Class of 19...There was a time when I realized there were only so many tough decisions I could make in a day. I started a mantra then that went, “Today is not the day.” I would say it to myself when I’d done all I could and yet another painful decision would appear in the distance. And I learned that the distance to the horizon can really be a necessary journey of preparation.

This particular journey brings me to today, the day of my high school reunion. My mother says that at your 10-year reunion, everyone is just trying to impress each other. Then at your 20, everyone has calmed down about impressions, and is busy sharing photos about kids and information about careers. At the 30 mark, you really start taking a good look at who no longer walks the earth, because they’re numbers are increasing. And so on, and so on, until your class starts to combine its reunions with the classes ahead and behind you, making it a group thing of sometimes strangers and sometimes whole families.

I went to one my mom’s reunions, about ten years ago. It involved ten classes at once, so basically the entire town and their spouses showed up. My friend and I crashed the party and no one seemed to notice. (Incidentally, I once crashed a wedding, but that’s a different story entirely.)

Today I go to my reunion, and I’m excited about it. It seems silly that we’ve waited a decade since the last one to run into each other again, but life takes over sometimes.

I remember, at the last one, that it didn’t matter who you were or what you did, we were all nervous. I’ve talked with some of others since then, and the same sentiment rang true: We all walked into the reunion transformed into our awkward high school selves. Whether we were the football player or the science nerd—and in my school, that person was probably one and the same—we walked in feeling like kids again. And even though that’s not necessarily the best feeling, even though it can feel a good bit downrightly oppressive, I must say I’m really looking forward to it. (You know I am!)

It’s not every day you get to step back in time.

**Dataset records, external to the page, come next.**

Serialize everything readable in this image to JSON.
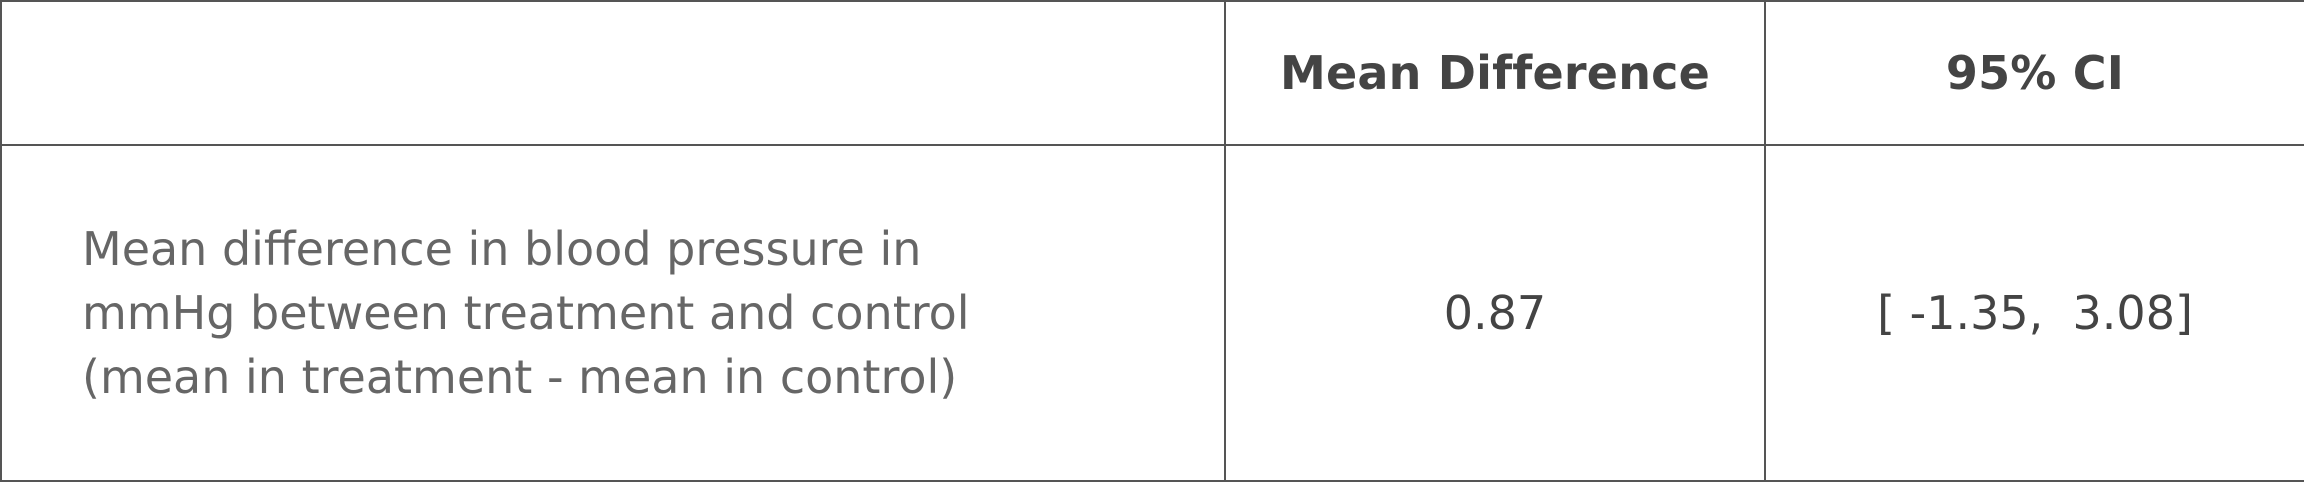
{
  "table": {
    "header": {
      "corner": "",
      "mean_difference": "Mean Difference",
      "ci": "95% CI"
    },
    "row": {
      "label_lines": [
        "Mean difference in blood pressure in",
        "mmHg between treatment and control",
        "(mean in treatment - mean in control)"
      ],
      "mean_difference": "0.87",
      "ci": "[ -1.35,  3.08]"
    }
  },
  "colors": {
    "border": "#555555",
    "header_text": "#444444",
    "label_text": "#666666",
    "background": "#ffffff"
  }
}
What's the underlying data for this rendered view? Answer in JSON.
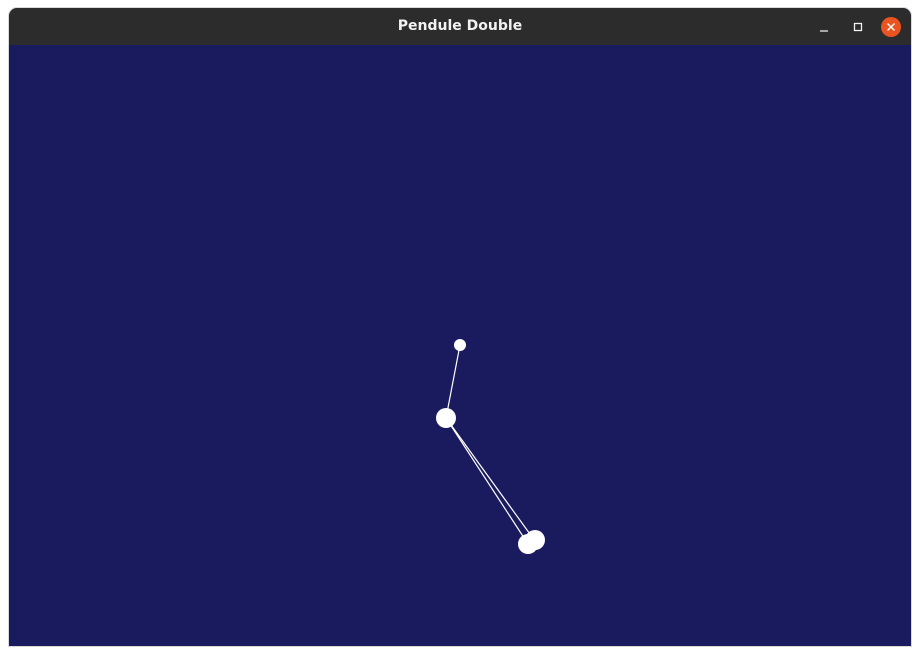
{
  "window": {
    "title": "Pendule Double",
    "background_color": "#1a1a5e",
    "titlebar_color": "#2c2c2c"
  },
  "controls": {
    "minimize_icon": "minimize-icon",
    "maximize_icon": "maximize-icon",
    "close_icon": "close-icon",
    "close_color": "#e95420"
  },
  "scene": {
    "pendulum_color": "#ffffff"
  }
}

It’s not every day you get to say, “If I had it to do all over again, I wouldn’t be afraid this time” and then actually get to prove it. Today is the day to enjoy one another’s company, because we’re all in the same boat. We’ve all had successes and failures, triumphs and low times. We’ve all done the wrong thing and we’re learning how to spot the right thing when we see it. We’ve all made hard decisions. Now it’s time again to face the overwhelming teenage fear that’s buried deep within all of us. This time, to make it better.

Today’s the day.

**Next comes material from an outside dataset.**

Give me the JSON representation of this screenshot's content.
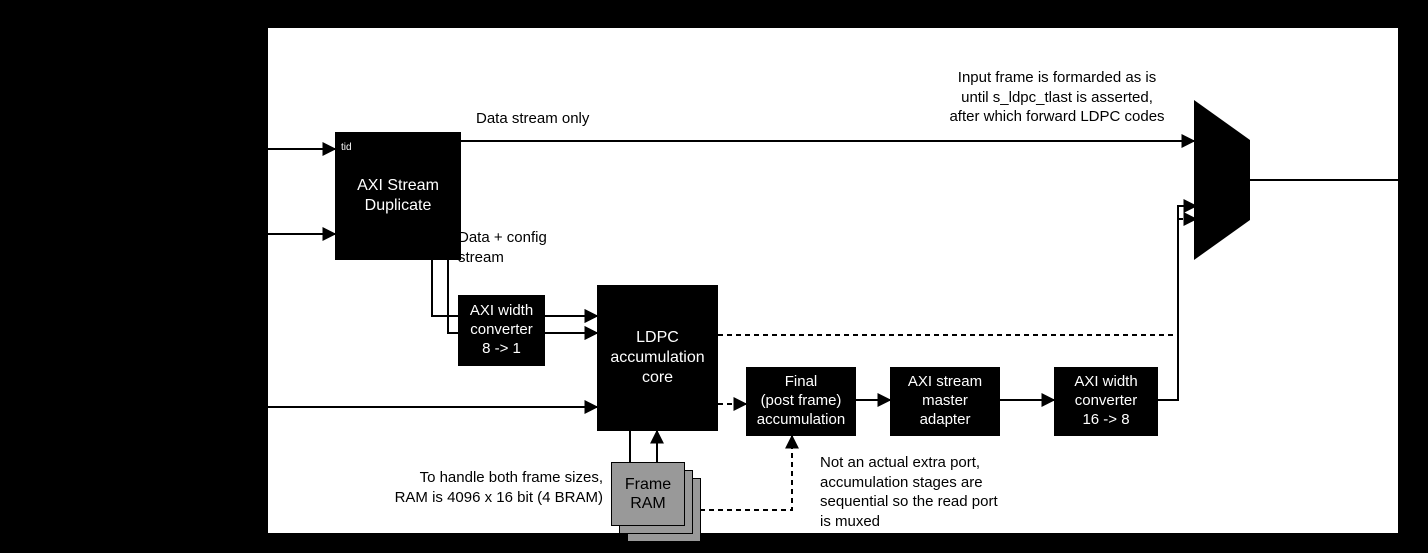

Jody Brown is the author of Upside Down Kingdom, and is a multi-blogger, poet, and traveler. To learn more about her current writing projects, or for ways to donate toward their completion, see